 Takata, a Japanese airbag manufacturer, filed for bankruptcy in the face of a global recall and lawsuits. The inflators, especially in hot and humid circumstances, can deploy with too much force due to contamination and degradation, rupturing the metal canister and sending shrapnel through the car.

“You’ve got a lifesaving device that turns into a weapon,” said Frank Melton of Newsome Melton.

 Although Honda first became closely associated with the recall, the airbag inflators also were used by Nissan, Ford, Chrysler and more than a dozen other manufacturers. About 63 million airbags were recalled, according to the National Highway Traffic Safety Administration (NHTSA). 

“It’s the largest recall in automotive history,” said Melton, whose firm is one of the nation’s leaders in representing plaintiffs in Takata cases.

Melton represented one of the first plaintiffs, Floridian Corey Burdick. A minor accident led to Burdick’s airbag deploying and sending shrapnel into the occupant compartment that blinded him in his right eye.

In other cases, the exploding airbags caused hearing loss, severe lacerations and even caught fire causing third-degree burns. Sixteen people have been killed in the U.S. and 250 injured in crashes involving the airbags, according to NHTSA.

These injuries did not have to happen, Melton said. 

They knew there was a problem but didn’t quickly tell car owners and buyers or even stop using the airbags. “They would settle them [cases] quickly and bury them,” Melton said.  “They could have prevented this from being so widespread if they had let people know and done a better job monitoring their component parts manufacturers. It’s clearly profits over people.”

In 2017 Takata filed for bankruptcy. Honda and Nissan injury cases, along with those against Takata, now are handled by a bankruptcy court administrator. Victims injured in Hondas and Nissans must now use the bankruptcy process to have their claims heard and lose the chance to be awarded punitive damages.

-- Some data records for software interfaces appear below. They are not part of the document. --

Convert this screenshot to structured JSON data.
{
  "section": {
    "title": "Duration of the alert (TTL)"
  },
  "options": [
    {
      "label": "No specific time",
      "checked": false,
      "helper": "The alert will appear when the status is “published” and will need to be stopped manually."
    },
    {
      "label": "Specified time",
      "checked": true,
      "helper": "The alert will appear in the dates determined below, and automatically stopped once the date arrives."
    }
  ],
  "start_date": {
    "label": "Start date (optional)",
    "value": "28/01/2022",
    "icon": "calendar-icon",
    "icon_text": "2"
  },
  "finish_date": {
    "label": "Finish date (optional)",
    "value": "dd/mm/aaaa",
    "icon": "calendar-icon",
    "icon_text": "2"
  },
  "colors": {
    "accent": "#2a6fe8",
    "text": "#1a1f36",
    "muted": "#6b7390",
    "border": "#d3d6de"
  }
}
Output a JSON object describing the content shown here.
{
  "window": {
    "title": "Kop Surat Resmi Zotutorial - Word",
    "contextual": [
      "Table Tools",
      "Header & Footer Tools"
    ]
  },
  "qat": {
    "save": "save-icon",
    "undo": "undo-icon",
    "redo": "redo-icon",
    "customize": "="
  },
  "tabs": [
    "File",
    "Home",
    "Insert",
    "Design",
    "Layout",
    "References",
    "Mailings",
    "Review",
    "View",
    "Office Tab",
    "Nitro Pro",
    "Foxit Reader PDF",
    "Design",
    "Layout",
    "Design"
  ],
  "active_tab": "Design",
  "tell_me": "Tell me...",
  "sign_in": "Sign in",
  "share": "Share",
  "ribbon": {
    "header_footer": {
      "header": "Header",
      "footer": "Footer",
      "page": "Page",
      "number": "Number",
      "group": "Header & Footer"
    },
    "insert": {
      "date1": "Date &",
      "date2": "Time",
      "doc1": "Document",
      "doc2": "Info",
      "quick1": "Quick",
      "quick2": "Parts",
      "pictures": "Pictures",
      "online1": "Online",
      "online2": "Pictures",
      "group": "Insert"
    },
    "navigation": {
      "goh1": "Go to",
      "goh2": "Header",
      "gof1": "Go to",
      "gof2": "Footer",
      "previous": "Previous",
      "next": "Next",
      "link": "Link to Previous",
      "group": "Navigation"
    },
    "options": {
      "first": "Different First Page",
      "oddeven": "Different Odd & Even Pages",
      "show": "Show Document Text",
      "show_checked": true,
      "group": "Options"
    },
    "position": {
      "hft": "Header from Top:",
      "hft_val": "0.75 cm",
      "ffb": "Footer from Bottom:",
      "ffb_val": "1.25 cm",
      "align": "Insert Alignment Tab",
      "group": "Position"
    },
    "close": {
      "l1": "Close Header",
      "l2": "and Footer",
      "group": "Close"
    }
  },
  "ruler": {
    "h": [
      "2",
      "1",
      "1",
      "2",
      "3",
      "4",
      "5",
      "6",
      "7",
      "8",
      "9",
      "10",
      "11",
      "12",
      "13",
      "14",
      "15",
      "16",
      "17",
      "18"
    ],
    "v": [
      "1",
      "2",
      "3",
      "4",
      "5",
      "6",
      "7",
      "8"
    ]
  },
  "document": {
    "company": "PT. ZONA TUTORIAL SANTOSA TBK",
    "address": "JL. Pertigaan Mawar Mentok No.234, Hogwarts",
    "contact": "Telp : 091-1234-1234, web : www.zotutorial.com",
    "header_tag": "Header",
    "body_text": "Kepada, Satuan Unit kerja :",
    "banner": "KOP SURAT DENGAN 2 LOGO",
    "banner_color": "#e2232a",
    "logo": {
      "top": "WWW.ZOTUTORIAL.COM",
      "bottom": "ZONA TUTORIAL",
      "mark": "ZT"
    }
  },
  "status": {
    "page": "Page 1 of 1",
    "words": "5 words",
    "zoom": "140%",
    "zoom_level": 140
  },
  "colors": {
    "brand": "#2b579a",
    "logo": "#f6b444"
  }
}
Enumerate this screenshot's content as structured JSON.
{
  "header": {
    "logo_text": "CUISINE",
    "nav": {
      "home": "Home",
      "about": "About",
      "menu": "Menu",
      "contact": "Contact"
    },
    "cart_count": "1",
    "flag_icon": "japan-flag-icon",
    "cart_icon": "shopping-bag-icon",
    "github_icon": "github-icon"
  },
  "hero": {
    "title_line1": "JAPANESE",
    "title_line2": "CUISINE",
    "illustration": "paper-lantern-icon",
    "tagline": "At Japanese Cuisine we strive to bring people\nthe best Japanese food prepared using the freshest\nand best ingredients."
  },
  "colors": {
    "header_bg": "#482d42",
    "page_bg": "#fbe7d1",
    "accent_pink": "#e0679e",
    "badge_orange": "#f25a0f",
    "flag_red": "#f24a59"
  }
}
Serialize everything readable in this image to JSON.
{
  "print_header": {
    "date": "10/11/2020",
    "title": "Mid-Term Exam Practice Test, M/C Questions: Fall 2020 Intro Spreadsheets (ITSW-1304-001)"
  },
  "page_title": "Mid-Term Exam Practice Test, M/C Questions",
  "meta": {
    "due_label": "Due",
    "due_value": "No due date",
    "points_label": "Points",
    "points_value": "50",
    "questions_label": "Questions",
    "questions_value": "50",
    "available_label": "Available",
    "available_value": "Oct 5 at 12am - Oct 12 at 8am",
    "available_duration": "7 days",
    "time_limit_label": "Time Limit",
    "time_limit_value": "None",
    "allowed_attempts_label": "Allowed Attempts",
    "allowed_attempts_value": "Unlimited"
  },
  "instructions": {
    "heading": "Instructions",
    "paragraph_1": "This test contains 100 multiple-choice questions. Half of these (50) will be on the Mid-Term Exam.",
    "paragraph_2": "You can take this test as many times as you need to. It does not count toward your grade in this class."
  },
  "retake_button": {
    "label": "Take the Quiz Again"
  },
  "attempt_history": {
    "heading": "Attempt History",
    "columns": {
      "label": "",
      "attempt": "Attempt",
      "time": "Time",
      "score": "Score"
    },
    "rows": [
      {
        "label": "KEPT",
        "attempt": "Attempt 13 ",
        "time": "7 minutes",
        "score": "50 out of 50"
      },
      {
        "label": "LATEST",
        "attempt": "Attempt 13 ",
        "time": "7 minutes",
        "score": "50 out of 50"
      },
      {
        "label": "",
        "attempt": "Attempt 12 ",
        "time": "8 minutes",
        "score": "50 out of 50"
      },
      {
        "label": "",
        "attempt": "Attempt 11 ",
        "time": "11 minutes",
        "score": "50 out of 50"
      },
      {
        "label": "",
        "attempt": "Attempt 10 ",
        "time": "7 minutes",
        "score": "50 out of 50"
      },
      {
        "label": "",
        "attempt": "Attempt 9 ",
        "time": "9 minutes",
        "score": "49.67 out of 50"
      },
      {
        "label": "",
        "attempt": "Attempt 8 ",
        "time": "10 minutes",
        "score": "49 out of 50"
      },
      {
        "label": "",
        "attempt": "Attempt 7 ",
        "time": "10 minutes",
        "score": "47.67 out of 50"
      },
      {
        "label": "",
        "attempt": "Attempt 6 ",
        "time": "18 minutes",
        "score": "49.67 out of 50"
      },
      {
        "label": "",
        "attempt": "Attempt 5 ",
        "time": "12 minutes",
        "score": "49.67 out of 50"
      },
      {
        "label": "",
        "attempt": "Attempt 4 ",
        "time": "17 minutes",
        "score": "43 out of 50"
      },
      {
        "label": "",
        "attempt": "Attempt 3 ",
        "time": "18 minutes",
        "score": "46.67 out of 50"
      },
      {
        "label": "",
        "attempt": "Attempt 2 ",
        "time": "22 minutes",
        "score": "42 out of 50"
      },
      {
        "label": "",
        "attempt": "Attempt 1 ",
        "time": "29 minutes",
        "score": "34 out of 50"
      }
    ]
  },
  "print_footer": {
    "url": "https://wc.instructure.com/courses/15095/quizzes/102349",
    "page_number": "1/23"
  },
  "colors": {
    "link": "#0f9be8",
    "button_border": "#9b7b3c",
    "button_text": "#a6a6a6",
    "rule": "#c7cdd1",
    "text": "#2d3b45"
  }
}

But the two carmakers lose the right to contest their liability, though they can argue about the amount of the award, if the case ultimately goes to trial. 

About 15.9 million of the faulty airbags still are in use, according to an independent monitor of the recall. Melton said it will take until 2035 to get all the airbags off the road or repaired. Automakers did not do a good job publicizing the recall, particularly in the early stages– often sending notices that looked like junk mail. 

The focus now has turned to other carmakers. Some victims injured by the airbags have tapped into a $125 million settlement fund set up by the Bankruptcy Court. But, Melton said, while that may seem like a lot of money at first blush, with so many cars and years of potential claims and victims coming, the administrators can only pay out of fraction of the full value of what the claim might be worth in court during a jury trial

Only Honda and Nissan opted to participate in the bankruptcy claims process.  Other carmakers who didn’t opt in and participate in the bankruptcy claims process, can still be sued in state or federal by victims of ruptured Takata inflators. 

Sadly, more injuries and deaths are likely.

While most of the early claims were for model years 2000-2004, Melton said later model cars now are experiencing the problems. Car owners should check if their airbags have been recalled, even if they haven’t gotten an official notice.

“It’s far from over. These incidents are still continuing to happen across the country,” Melton said. 

If you have questions about this topic or need assistance filing a Takata airbag claim, Newsome Melton can help. Contact us at 1-888-380-2809.